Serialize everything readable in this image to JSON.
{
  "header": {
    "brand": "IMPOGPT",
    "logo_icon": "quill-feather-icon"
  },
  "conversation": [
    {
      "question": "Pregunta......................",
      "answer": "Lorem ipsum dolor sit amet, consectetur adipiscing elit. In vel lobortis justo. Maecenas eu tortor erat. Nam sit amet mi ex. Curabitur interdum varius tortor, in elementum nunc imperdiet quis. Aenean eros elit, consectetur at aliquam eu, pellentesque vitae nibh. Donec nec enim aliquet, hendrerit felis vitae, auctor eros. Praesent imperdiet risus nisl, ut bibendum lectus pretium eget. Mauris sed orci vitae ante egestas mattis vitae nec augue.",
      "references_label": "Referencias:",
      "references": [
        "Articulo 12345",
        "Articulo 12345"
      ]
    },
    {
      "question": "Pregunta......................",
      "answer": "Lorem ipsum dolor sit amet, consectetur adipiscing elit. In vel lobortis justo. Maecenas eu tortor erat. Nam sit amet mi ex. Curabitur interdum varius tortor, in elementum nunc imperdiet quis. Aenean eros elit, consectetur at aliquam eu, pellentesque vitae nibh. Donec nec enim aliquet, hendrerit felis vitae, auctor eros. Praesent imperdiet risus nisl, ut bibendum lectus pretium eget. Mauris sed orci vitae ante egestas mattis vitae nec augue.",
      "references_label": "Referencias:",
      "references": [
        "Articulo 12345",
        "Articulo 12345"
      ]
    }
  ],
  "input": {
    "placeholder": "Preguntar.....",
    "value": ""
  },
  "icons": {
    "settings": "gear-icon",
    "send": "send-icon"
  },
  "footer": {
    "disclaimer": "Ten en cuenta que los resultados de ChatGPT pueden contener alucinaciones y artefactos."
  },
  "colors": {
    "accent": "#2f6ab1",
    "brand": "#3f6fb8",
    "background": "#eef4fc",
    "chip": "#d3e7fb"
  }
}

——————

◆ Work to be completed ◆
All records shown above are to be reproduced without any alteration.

◆ Solution to this exercise ◆
Serialize everything readable in this image to JSON.
{
  "header": {
    "brand": "IMPOGPT",
    "logo_icon": "quill-feather-icon"
  },
  "conversation": [
    {
      "question": "Pregunta......................",
      "answer": "Lorem ipsum dolor sit amet, consectetur adipiscing elit. In vel lobortis justo. Maecenas eu tortor erat. Nam sit amet mi ex. Curabitur interdum varius tortor, in elementum nunc imperdiet quis. Aenean eros elit, consectetur at aliquam eu, pellentesque vitae nibh. Donec nec enim aliquet, hendrerit felis vitae, auctor eros. Praesent imperdiet risus nisl, ut bibendum lectus pretium eget. Mauris sed orci vitae ante egestas mattis vitae nec augue.",
      "references_label": "Referencias:",
      "references": [
        "Articulo 12345",
        "Articulo 12345"
      ]
    },
    {
      "question": "Pregunta......................",
      "answer": "Lorem ipsum dolor sit amet, consectetur adipiscing elit. In vel lobortis justo. Maecenas eu tortor erat. Nam sit amet mi ex. Curabitur interdum varius tortor, in elementum nunc imperdiet quis. Aenean eros elit, consectetur at aliquam eu, pellentesque vitae nibh. Donec nec enim aliquet, hendrerit felis vitae, auctor eros. Praesent imperdiet risus nisl, ut bibendum lectus pretium eget. Mauris sed orci vitae ante egestas mattis vitae nec augue.",
      "references_label": "Referencias:",
      "references": [
        "Articulo 12345",
        "Articulo 12345"
      ]
    }
  ],
  "input": {
    "placeholder": "Preguntar.....",
    "value": ""
  },
  "icons": {
    "settings": "gear-icon",
    "send": "send-icon"
  },
  "footer": {
    "disclaimer": "Ten en cuenta que los resultados de ChatGPT pueden contener alucinaciones y artefactos."
  },
  "colors": {
    "accent": "#2f6ab1",
    "brand": "#3f6fb8",
    "background": "#eef4fc",
    "chip": "#d3e7fb"
  }
}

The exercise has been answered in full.